_EXERCISE INSTRUCTIONS_
When a line of the records contains "true", copy it.

Website and app data records
╔══
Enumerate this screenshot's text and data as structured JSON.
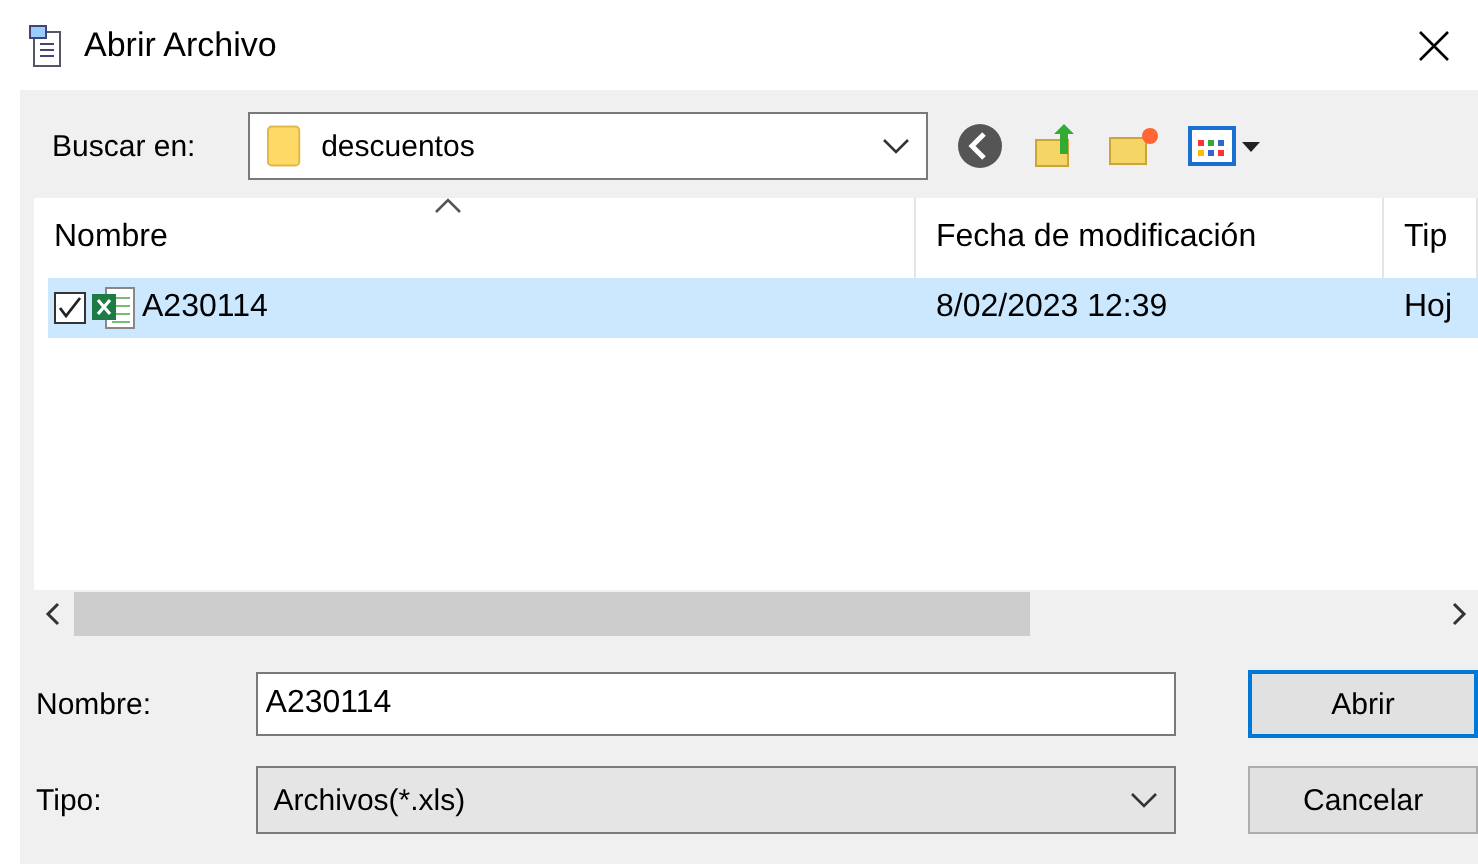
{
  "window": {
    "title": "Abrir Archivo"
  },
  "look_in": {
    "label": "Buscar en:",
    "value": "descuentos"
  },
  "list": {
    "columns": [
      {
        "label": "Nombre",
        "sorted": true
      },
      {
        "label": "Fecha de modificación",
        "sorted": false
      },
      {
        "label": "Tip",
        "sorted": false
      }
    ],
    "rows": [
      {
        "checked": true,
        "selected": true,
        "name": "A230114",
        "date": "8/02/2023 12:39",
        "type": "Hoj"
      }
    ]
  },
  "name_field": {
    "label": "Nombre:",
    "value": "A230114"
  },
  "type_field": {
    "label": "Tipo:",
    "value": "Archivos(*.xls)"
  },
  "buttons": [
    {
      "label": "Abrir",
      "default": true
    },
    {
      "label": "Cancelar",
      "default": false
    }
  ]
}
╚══
_RESPONSE BELOW_
        "sorted": true
        "checked": true,
        "selected": true,
      "default": true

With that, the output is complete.